The Age of Exploration was simply an extension of this tradition, only now it was by sea. European explorers like Christopher Columbus, Vasco da Gama and Ferdinand Magellan were able to reach distant lands that before had been out of reach. By claiming these lands for the crown, monarchs could not only expand their empires but also gain great wealth by bringing valuable resources back to Europe.

So, the support of monarchs was one of the main reasons why the Age of Exploration began.

#3. To increase their political power at home

Wealth and success in distant lands often led to an immense increase of power at home. By conquering new lands and bringing valuable resources to their nations, monarchs could gain a great amount of influence over rival nobles and the political landscape of their home nations.
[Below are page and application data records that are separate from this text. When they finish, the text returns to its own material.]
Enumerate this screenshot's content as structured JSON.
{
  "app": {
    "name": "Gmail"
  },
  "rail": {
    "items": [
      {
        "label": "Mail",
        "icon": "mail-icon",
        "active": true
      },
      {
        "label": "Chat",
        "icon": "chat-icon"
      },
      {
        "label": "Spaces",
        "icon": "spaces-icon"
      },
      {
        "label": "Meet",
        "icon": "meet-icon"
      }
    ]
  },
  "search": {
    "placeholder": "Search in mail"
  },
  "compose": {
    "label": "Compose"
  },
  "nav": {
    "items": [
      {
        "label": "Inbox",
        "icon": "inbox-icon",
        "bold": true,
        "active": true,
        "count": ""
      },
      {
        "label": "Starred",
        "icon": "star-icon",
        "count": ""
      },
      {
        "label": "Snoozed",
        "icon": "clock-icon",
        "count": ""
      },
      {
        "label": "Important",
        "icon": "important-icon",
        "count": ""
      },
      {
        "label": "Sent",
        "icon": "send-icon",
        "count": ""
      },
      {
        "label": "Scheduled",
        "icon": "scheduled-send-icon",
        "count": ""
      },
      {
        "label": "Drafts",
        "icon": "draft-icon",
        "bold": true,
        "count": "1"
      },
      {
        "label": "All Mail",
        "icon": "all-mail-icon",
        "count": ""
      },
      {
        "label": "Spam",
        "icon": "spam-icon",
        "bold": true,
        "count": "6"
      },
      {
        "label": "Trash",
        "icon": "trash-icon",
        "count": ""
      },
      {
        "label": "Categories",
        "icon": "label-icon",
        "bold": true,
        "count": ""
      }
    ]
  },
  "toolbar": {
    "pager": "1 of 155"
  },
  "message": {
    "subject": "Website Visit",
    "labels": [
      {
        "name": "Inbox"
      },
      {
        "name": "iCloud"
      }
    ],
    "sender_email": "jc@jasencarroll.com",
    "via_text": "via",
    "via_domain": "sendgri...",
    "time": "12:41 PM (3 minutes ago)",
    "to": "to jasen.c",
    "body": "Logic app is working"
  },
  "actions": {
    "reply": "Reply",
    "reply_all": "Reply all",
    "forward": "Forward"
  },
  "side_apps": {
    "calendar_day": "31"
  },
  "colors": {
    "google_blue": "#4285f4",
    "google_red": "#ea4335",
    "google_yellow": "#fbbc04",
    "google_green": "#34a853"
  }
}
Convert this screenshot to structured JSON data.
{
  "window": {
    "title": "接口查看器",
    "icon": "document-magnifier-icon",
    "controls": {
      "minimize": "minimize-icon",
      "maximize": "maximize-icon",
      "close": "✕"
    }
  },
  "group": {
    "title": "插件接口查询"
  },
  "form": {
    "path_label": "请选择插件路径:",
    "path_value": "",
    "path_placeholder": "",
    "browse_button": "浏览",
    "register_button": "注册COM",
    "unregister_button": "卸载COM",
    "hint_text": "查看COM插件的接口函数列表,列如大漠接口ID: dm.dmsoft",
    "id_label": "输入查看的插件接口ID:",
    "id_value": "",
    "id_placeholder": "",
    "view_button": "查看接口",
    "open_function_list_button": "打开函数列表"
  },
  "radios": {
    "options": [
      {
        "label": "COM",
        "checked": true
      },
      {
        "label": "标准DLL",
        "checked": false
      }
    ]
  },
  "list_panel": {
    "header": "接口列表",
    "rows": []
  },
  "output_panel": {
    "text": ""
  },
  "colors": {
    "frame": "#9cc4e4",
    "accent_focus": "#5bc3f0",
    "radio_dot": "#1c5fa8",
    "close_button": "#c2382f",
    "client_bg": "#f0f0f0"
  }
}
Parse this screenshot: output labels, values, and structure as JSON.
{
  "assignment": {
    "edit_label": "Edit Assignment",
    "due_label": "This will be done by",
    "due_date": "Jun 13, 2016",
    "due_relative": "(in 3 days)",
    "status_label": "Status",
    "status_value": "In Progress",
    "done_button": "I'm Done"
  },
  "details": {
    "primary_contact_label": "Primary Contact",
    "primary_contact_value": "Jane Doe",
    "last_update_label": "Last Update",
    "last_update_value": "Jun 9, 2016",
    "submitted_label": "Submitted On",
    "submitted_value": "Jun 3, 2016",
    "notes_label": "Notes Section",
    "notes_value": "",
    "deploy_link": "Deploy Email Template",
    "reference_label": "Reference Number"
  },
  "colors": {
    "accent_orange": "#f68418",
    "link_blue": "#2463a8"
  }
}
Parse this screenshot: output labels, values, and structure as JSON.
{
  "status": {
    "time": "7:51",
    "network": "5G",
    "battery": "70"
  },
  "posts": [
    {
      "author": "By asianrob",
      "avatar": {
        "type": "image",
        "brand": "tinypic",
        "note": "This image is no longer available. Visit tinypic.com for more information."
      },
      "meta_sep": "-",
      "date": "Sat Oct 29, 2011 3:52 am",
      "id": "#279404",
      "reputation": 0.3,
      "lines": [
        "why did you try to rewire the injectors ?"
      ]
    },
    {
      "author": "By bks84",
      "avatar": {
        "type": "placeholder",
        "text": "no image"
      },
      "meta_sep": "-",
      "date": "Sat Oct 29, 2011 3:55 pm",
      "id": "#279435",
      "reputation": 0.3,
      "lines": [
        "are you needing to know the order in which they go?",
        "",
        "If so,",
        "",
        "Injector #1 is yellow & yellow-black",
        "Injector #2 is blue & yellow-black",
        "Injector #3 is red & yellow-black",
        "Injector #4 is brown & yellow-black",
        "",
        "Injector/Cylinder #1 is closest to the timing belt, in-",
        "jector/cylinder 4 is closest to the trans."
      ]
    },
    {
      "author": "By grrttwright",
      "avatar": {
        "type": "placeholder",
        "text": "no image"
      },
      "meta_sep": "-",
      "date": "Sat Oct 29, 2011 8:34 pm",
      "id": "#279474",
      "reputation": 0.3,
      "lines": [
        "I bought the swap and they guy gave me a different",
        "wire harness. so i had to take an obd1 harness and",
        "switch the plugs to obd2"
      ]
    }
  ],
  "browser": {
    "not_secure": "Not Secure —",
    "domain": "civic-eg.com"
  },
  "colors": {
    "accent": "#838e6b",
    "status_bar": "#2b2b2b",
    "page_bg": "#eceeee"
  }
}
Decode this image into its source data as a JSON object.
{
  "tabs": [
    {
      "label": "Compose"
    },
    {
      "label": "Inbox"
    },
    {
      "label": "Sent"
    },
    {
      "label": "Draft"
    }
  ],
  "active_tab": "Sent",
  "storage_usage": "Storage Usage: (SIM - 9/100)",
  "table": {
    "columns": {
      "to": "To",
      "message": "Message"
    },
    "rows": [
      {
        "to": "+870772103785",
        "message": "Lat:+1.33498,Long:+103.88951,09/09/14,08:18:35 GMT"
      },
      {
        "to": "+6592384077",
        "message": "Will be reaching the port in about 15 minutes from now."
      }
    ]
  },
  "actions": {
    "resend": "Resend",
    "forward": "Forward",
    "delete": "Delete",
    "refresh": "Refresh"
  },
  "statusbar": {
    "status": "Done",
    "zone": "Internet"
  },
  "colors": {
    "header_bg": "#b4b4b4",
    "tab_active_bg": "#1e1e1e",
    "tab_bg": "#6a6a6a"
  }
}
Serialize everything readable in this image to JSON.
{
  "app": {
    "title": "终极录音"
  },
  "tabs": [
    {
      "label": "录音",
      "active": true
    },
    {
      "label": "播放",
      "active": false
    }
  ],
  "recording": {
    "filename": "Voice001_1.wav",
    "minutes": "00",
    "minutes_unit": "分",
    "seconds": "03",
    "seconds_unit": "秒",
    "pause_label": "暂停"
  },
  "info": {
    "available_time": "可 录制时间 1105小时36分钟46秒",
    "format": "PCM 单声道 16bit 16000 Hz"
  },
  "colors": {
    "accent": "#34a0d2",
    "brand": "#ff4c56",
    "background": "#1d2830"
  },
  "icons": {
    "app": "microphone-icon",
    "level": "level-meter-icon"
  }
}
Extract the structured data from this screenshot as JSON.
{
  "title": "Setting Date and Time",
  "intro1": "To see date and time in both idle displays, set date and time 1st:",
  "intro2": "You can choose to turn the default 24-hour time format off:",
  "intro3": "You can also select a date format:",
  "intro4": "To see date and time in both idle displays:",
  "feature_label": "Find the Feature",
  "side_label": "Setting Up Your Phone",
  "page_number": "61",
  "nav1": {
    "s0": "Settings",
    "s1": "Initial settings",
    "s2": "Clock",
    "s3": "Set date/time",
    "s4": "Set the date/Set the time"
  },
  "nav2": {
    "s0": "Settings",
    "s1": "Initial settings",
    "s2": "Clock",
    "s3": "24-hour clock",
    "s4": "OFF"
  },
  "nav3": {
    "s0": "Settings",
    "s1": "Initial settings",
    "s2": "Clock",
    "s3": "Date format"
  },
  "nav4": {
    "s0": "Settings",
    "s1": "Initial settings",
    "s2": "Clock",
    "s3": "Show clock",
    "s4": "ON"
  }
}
Also, the exploration and conquest of distant lands was a way to quell political dissent (if there was any) and to put the population behind the ruling monarch. Often, political rivals were required to join the voyages of discovery and conquest, thus removing them from domestic politics.

#4. To spread Christianity to distant lands

One impact of the Renaissance on the Catholic Church was the export of Christianity to distant lands. This was an important endeavor for many monarchs and rulers who sought to convert the natives of these new lands to Christianity. The most fervent of these were the Spanish monarchs Queen Isabella of Castille and King Ferdinand II of Aragon.

Sometimes referred to as “The Catholic Monarchs”, they were responsible for the Spanish colonization of much of the Americas and brought Christianity to many people who had never been exposed to it before. So their encouragement of exploration was very much motivated by religious beliefs and their desire to spread Catholicism to these distant lands.

#5. To increase their wealth and influence over rivals

Finally, the exploration and conquests of distant lands were often a power play within the closed circles of European rulers. By discovering new lands and claiming them for the crown, monarchs could increase their own wealth and influence over their European rivals. This

was especially true with regard to the Spanish, French and English monarchs who were often competing for control of newly discovered lands.

The distant lands were often bargaining chips in the political game between European monarchs. For instance, the island of New Amsterdam was a Dutch settlement in North America and used it the defense of the fur trade of the Dutch West India Company. In 1664, the English took over New Amsterdam and in exchange gave up Surinam and the island of Run to the Dutch. Distant colonies exchanged hands as part of a larger power game. New Amsterdam was what we now call Manhattan!

To Conclude …

So, why did monarchs encourage exploration? Monarchs encouraged exploration for a variety of reasons, both religious and political.

Trade and commerce, the expansion of their empires, increased power at home, the spread of Christianity and the acquisition of wealth over rival monarchs were all motivations for why monarchs encouraged exploration during the Age of Exploration.